"We no longer walked to work," he says. "Every family got two Burrans [snowmobiles]. We don't paddle [boats] because we have engines, and we got Gold Star televisions."
Time to save himself
The Ayutong Community's main goal has been to rebuild the liquidated village. From Ayutong Community profits, basic infrastructure has been built 20 miles from Chokurdakh, and some houses are expected to be completed this summer.
Even though the regional government of the diamond-rich Sakha republic continues to subsidize some of its work and transport, the community's profitability suffers because not everyone does his share.
"I tried to convince everyone that the herders and fishermen will sell their produce on their own and get their own money for it," Sleptsov says. "They were afraid that a few alone would get rich.

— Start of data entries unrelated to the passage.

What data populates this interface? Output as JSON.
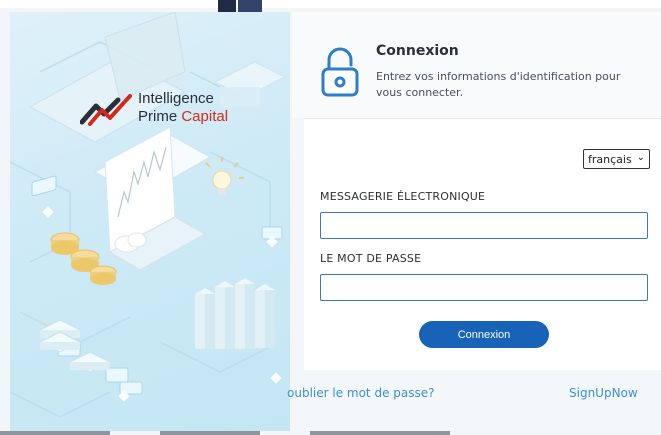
{
  "brand": {
    "line1": "Intelligence",
    "line2_part1": "Prime ",
    "line2_part2": "Capital",
    "accent": "#d32a1c"
  },
  "login": {
    "title": "Connexion",
    "subtitle": "Entrez vos informations d'identification pour vous connecter.",
    "language": {
      "selected": "français"
    },
    "email_label": "MESSAGERIE ÉLECTRONIQUE",
    "email_value": "",
    "password_label": "LE MOT DE PASSE",
    "password_value": "",
    "submit_label": "Connexion",
    "forgot_link": "oublier le mot de passe?",
    "signup_link": "SignUpNow"
  },
  "colors": {
    "primary_button": "#1863b8",
    "link": "#3a8fd0",
    "field_border": "#3b78c2"
  },
  "icons": {
    "lock": "lock-icon",
    "dropdown": "chevron-down-icon"
  }
}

They still think like Communists, who believe everyone should get an equal amount."
It wasn't until 1993 - in a business-exchange program to Anchorage with the Sakha-American Business Education Center, a University of Alaska affiliate in Yakutsk - that Sleptsov realized that his feelings were "capitalistic," he says.

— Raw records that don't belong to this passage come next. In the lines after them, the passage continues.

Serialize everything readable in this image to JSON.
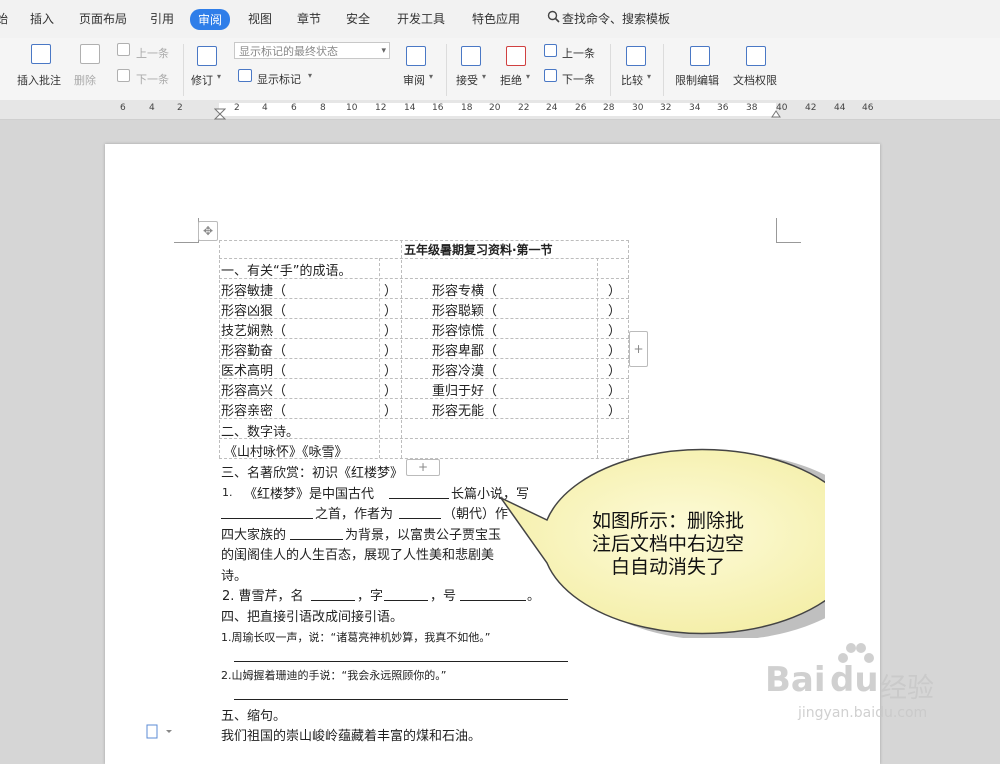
{
  "menu": {
    "partial": "始",
    "items": [
      "插入",
      "页面布局",
      "引用",
      "审阅",
      "视图",
      "章节",
      "安全",
      "开发工具",
      "特色应用"
    ],
    "active": "审阅",
    "search": "查找命令、搜索模板"
  },
  "toolbar": {
    "insert_comment": "插入批注",
    "delete": "删除",
    "prev": "上一条",
    "next": "下一条",
    "revise": "修订",
    "markup_state": "显示标记的最终状态",
    "show_markup": "显示标记",
    "review": "审阅",
    "accept": "接受",
    "reject": "拒绝",
    "prev2": "上一条",
    "next2": "下一条",
    "compare": "比较",
    "restrict_edit": "限制编辑",
    "doc_permission": "文档权限"
  },
  "ruler": {
    "ticks": [
      "6",
      "4",
      "2",
      "2",
      "4",
      "6",
      "8",
      "10",
      "12",
      "14",
      "16",
      "18",
      "20",
      "22",
      "24",
      "26",
      "28",
      "30",
      "32",
      "34",
      "36",
      "38",
      "40",
      "42",
      "44",
      "46"
    ]
  },
  "doc": {
    "title": "五年级暑期复习资料·第一节",
    "sec1": "一、有关“手”的成语。",
    "left_items": [
      "形容敏捷（",
      "形容凶狠（",
      "技艺娴熟（",
      "形容勤奋（",
      "医术高明（",
      "形容高兴（",
      "形容亲密（"
    ],
    "right_items": [
      "形容专横（",
      "形容聪颖（",
      "形容惊慌（",
      "形容卑鄙（",
      "形容冷漠（",
      "重归于好（",
      "形容无能（"
    ],
    "paren": "）",
    "sec2": "二、数字诗。",
    "poems": "《山村咏怀》《咏雪》",
    "sec3": "三、名著欣赏：初识《红楼梦》",
    "q1_num": "1.",
    "q1_a": "《红楼梦》是中国古代",
    "q1_b": "长篇小说，写",
    "q1_c": "之首，作者为",
    "q1_d": "（朝代）作",
    "q1_e": "四大家族的",
    "q1_f": "为背景，以富贵公子贾宝玉",
    "q1_g": "的闺阁佳人的人生百态，展现了人性美和悲剧美",
    "q1_h": "诗。",
    "q2": "2.  曹雪芹，名",
    "q2_b": "，字",
    "q2_c": "，号",
    "q2_d": "。",
    "sec4": "四、把直接引语改成间接引语。",
    "s4_1": "1.周瑜长叹一声，说：“诸葛亮神机妙算，我真不如他。”",
    "s4_2": "2.山姆握着珊迪的手说：“我会永远照顾你的。”",
    "sec5": "五、缩句。",
    "s5_1": "我们祖国的崇山峻岭蕴藏着丰富的煤和石油。"
  },
  "callout": {
    "line1": "如图所示：删除批",
    "line2": "注后文档中右边空",
    "line3": "白自动消失了"
  },
  "watermark": {
    "brand": "Bai",
    "brand2": "du",
    "brand3": "经验",
    "url": "jingyan.baidu.com"
  },
  "colors": {
    "accent": "#2f7ee9",
    "callout_fill": "#fbf7c4"
  }
}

With the help of management textbooks and the education center's program, he has tried numerous ways to help build the Ayutong Community's productivity and marketing.
For example, he wants to purchase a rudimentary meat-processing plant through the business center that would allow the community to send its reindeer meat to market in small frozen packages - cheaper and more appealing than airlifting the whole frozen carcass in a burlap bag.

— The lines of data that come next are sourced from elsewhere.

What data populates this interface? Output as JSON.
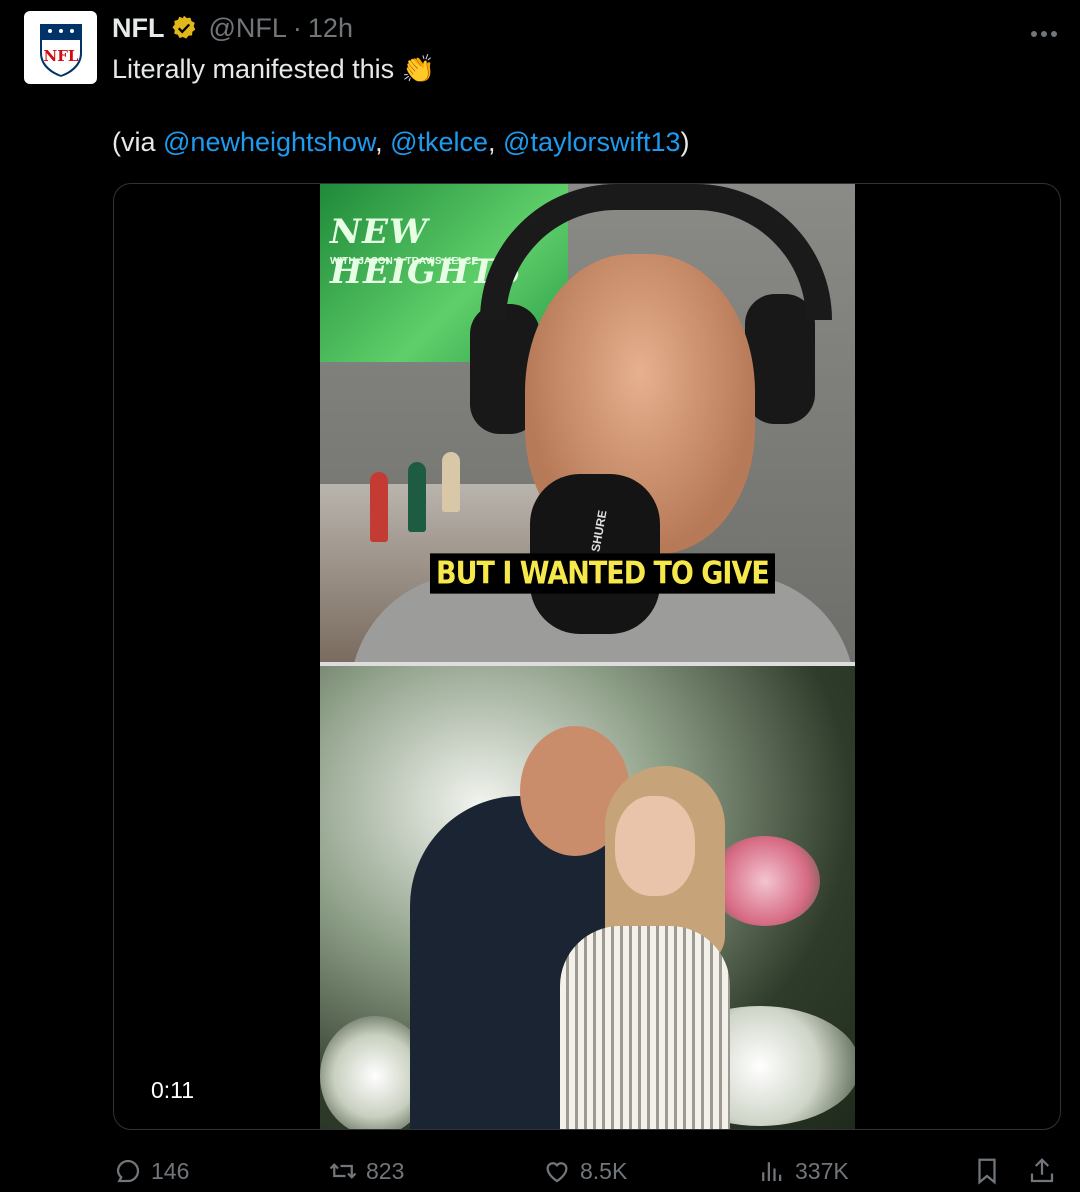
{
  "tweet": {
    "author_name": "NFL",
    "author_handle": "@NFL",
    "separator": "·",
    "time_ago": "12h",
    "avatar_logo_text": "NFL",
    "text_line1": "Literally manifested this",
    "emoji": "👏",
    "credit_prefix": "(via ",
    "mentions": [
      "@newheightshow",
      "@tkelce",
      "@taylorswift13"
    ],
    "comma": ", ",
    "credit_suffix": ")"
  },
  "media": {
    "poster_title": "NEW HEIGHTS",
    "poster_subtitle": "WITH JASON & TRAVIS KELCE",
    "mic_brand": "SHURE",
    "caption": "BUT I WANTED TO GIVE",
    "duration": "0:11"
  },
  "actions": {
    "replies": "146",
    "reposts": "823",
    "likes": "8.5K",
    "views": "337K"
  },
  "colors": {
    "background": "#000000",
    "text": "#e7e9ea",
    "muted": "#71767b",
    "link": "#1d9bf0",
    "verified_badge": "#e2b719",
    "caption_text": "#f6e84a"
  },
  "icons": [
    "more-icon",
    "verified-badge-icon",
    "reply-icon",
    "repost-icon",
    "like-icon",
    "views-icon",
    "bookmark-icon",
    "share-icon"
  ]
}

He let two of the best fishermen keep all their profits last autumn as an incentive for others: It amounted to $8,000 over three months - many times the average annual wage in this country.
He let the community set its own salaries by majority vote.
He has traveled all over Russia, bringing back deals for tea or snowmobiles in exchange for Chokurdakh fish.
He has spent thousands of dollars on healers and shamans to cure his people of alcoholism - with few successes. (His parents' drunken binges were so painful he swore he would never drink alcohol.)
And he is desperately trying to increase the declining birth rate of his people by advertising for women willing to live the hard tundra life. There are now 9,000 Evens in all of Siberia - down from 12,000 six years ago.
In Chokurdakh, Sleptsov's apartment is the gathering place for dozens of relatives - children, grandchildren, cousins - who come and go, eating, gossiping and watching the American soap opera "Santa Barbara" together every night.
This is the close-knit circle that he hopes to break away from to make a private company, apart from the collective.
Sleptsov's ideological adversary in the clan is his brother-in-law Yegor Borisov, a Yoda-like character who misses communism.
Borisov points out that Sleptsov is exceptional, a leader who, unlike the rest of the clan, does not need the special protections LTC of a collective existence but who should be expected to help support his lessers.
But Sleptsov is still nagged by the notion of someone else getting as much as he himself makes, but for less work. After five years of trying to save the community, he's now trying to save himself.
He wants to take his 50-kilometer swath of land from the community and fish for a living. He thinks he can profit in this with his sons if he doesn't have to split his earnings with less productive members of his clan.
As his fellow herders set off this year on their nomadic summer trek to the Arctic Sea with the community's 3,000 reindeer, Sleptsov was not among them.
He's netting fish this summer faster than any of his fellow Evens, and he'll keep the money he makes.
About this series
In the five years since the collapse of communism and the disintegration of the Soviet Union, the Russian people at the heart of the lost empire have tasted democracy and economic freedom. Some have flourished. Some yearn for the old security. All are changed.
This series of seven articles explores the Russian experience through the eyes of a diverse and far-flung group: a Bolshoi ballerina, a Siberian reindeer herder, a new breed of capitalist, a farmer, a pensioner, a former dissident and a newsman in Vladivostok.
* Tomorrow: A new capitalist